That comes after German Chancellor Olaf Scholz announced late last month that the nation would invest $111 billion in a new military investment fund and increase defense spending above 2 percent of its gross domestic product. 

“We are proud of the confidence the German Federal Ministry of Defense and Luftwaffe officials have shown in choosing the F-35,” Lockheed Martin said in a statement. 

Since the start of the new year, Lockheed Martin’s stock has soared nearly 25 percent, while Raytheon, General Dynamics and Northrop Grumman each saw their stock prices rise by around 12 percent. 

In a January earnings call, Lockheed Martin CEO James Taiclet said that the “renewed great power competition” would lead to inflated defense budgets and additional sales. On the same day, Raytheon Technologies CEO Greg Hayes told investors that the company expected to see “opportunities for international sales” amid the Russian threat.

“The tensions in Eastern Europe, the tensions in the South China Sea, all of those things are putting pressure on some of the defense spending over there,” Hayes said. “So I fully expect we’re going to see some benefit from it.”

The defense lobbyist also predicted a major gain for U.S. defense firms thanks to increased European defense spending. 

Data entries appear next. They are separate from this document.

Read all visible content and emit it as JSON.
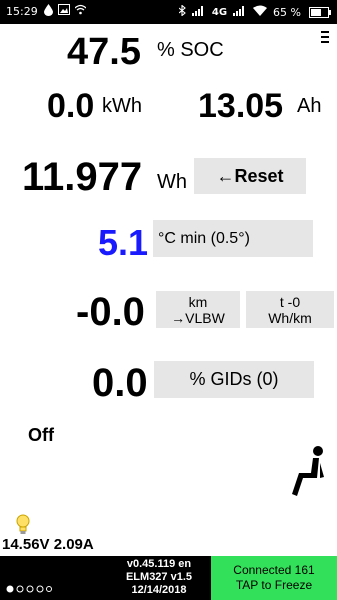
{
  "status_bar": {
    "time": "15:29",
    "network": "4G",
    "battery_percent": "65 %",
    "battery_level": 0.65
  },
  "soc": {
    "value": "47.5",
    "unit": "% SOC"
  },
  "energy": {
    "kwh_value": "0.0",
    "kwh_unit": "kWh",
    "ah_value": "13.05",
    "ah_unit": "Ah"
  },
  "wh": {
    "value": "11.977",
    "unit": "Wh",
    "reset_label": "←Reset"
  },
  "temperature": {
    "value": "5.1",
    "label": "°C min (0.5°)",
    "color": "#1a1aff"
  },
  "efficiency": {
    "value": "-0.0",
    "km_button_line1": "km",
    "km_button_line2": "→VLBW",
    "t_button_line1": "t -0",
    "t_button_line2": "Wh/km"
  },
  "gids": {
    "value": "0.0",
    "label": "% GIDs (0)"
  },
  "climate": {
    "state": "Off"
  },
  "voltage": {
    "text": "14.56V 2.09A"
  },
  "footer": {
    "version_line1": "v0.45.119 en",
    "version_line2": "ELM327 v1.5",
    "version_line3": "12/14/2018",
    "connected_line1": "Connected 161",
    "connected_line2": "TAP to Freeze",
    "connected_color": "#33e05a"
  }
}
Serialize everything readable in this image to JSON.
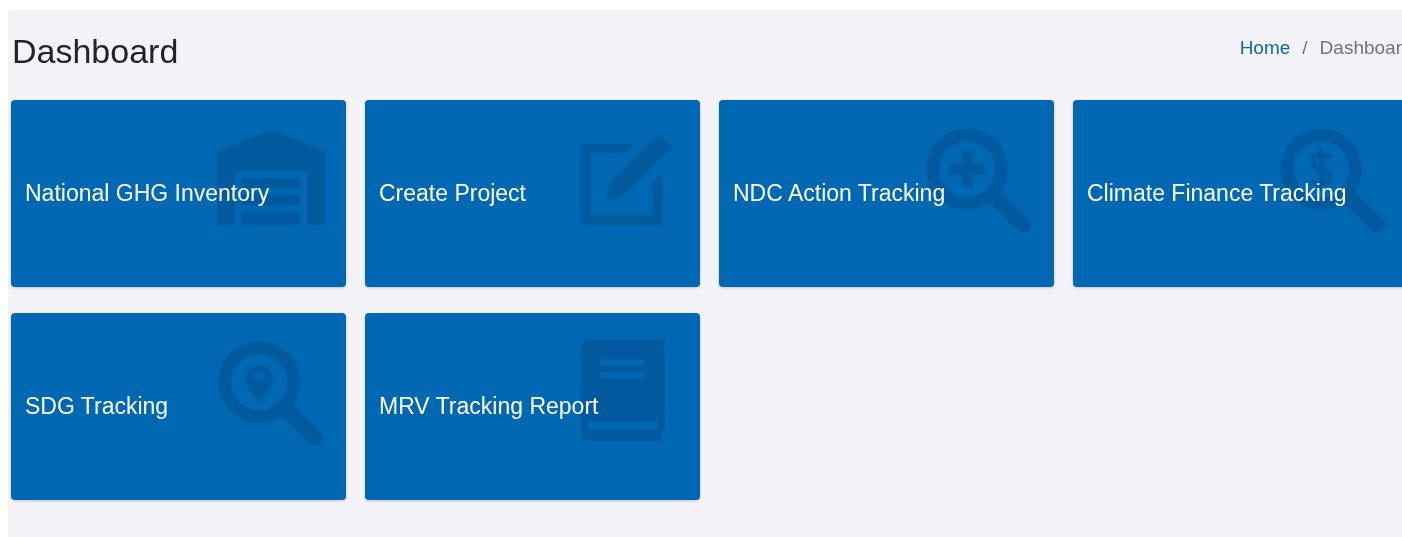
{
  "page": {
    "title": "Dashboard"
  },
  "breadcrumb": [
    {
      "label": "Home",
      "kind": "link"
    },
    {
      "label": "/",
      "kind": "separator"
    },
    {
      "label": "Dashboar",
      "kind": "current"
    }
  ],
  "tiles": [
    {
      "label": "National GHG Inventory",
      "kind": "warehouse"
    },
    {
      "label": "Create Project",
      "kind": "edit"
    },
    {
      "label": "NDC Action Tracking",
      "kind": "search-plus"
    },
    {
      "label": "Climate Finance Tracking",
      "kind": "search-dollar"
    },
    {
      "label": "SDG Tracking",
      "kind": "search-location"
    },
    {
      "label": "MRV Tracking Report",
      "kind": "book"
    }
  ]
}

“As much as many countries have their own defense industrial base, they don’t make everything they need themselves. So they are going to rely on us in many cases for missiles, for aircraft, for ground vehicles,” they said.

Defense industry groups also cited rising tensions as they pushed U.S. lawmakers to pass a spending bill rather than settle for another continuing resolution, which would provide far less defense funding. 

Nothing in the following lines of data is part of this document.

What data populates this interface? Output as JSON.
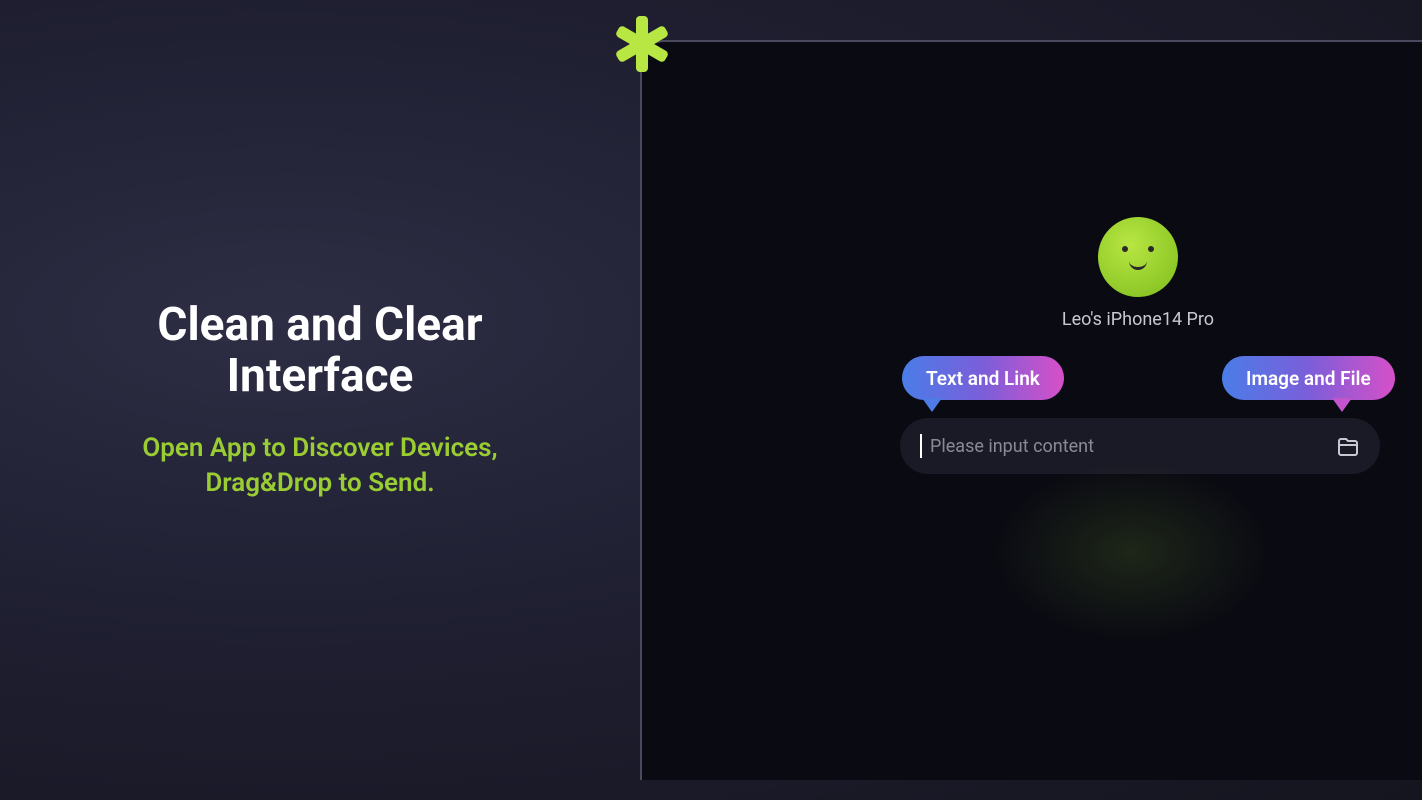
{
  "marketing": {
    "headline": "Clean and Clear Interface",
    "subheadline": "Open App to Discover Devices, Drag&Drop to Send."
  },
  "device": {
    "name": "Leo's iPhone14 Pro"
  },
  "actions": {
    "text_link_label": "Text and Link",
    "image_file_label": "Image and File"
  },
  "input": {
    "placeholder": "Please input content"
  }
}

The National Defense Industrial Association (NDIA) warned lawmakers in January that failing to pass a spending bill “risks signaling a lack of seriousness and competence to counter Russian aggression in the Ukraine and Chinese actions in East Asia and the South China Sea.”

Lawmakers have said that the war and humanitarian crisis in Ukraine brought on by Russian President Vladimir Putin pushed them to come together and pass an omnibus bill after months of stalled negotiations. Congress ultimately provided far more aid to Ukraine than Biden requested.

“From a legislative standpoint, our legislative policy team is focused on the plus-up in the budget above the requested amount to support Ukraine and the fact it seems to have helped the public understanding of defense priorities for deterrence,” Kea Matory, the NDIA’s director of legislative policy, said in an email.

Lawmakers have indicated that spending hikes aren’t temporary. House Armed Services Committee Chairman Adam Smith (D-Wash.) said earlier this month that the 2023 budget will grow even larger because the Kremlin’s invasion “fundamentally altered what our national security posture, what our defense posture needs to be.” 

The 2022 government spending bill, which passed both chambers with overwhelming bipartisan support last week, included billions of dollars for ships and planes that the Pentagon didn’t ask for, a common occurrence in Congress.

Congress authorized $27 billion for Navy ships, including $4 billion for several vessels the Navy didn’t ask for, and $900 million for additional Boeing F/A-18 Super Hornet fighter jets the Navy had hoped to phase out. The bill also provides billions to purchase 20 more Lockheed Martin C-130J transport planes than the Pentagon requested.

Lawmakers representing districts with substantial defense industry jobs, often the top recipients of contractors’ political donations, typically push for these purchases. Sen. Roy Blunt (R-Mo.) and Rep. Vicky Hartzler (R-Mo.), ranking member on the House Armed Service Tactical Air and Land Forces Committee, fought for the inclusion of F/A-18s and other vehicles manufactured in St. Louis. 

“This is really about the economics of it and the domestic politics,” Hartung said.

Tags Adam Smith defense industry invasion Joe Biden Lockheed Martin Raytheon Roy Blunt Russia Russia Ukraine Ukraine Vicky Hartzler Vladimir Putin

The Hill has removed its comment section, as there are many other forums for readers to participate in the conversation. We invite you to join the discussion on Facebook and Twitter.

Most Popular

Load more

Video

See all Video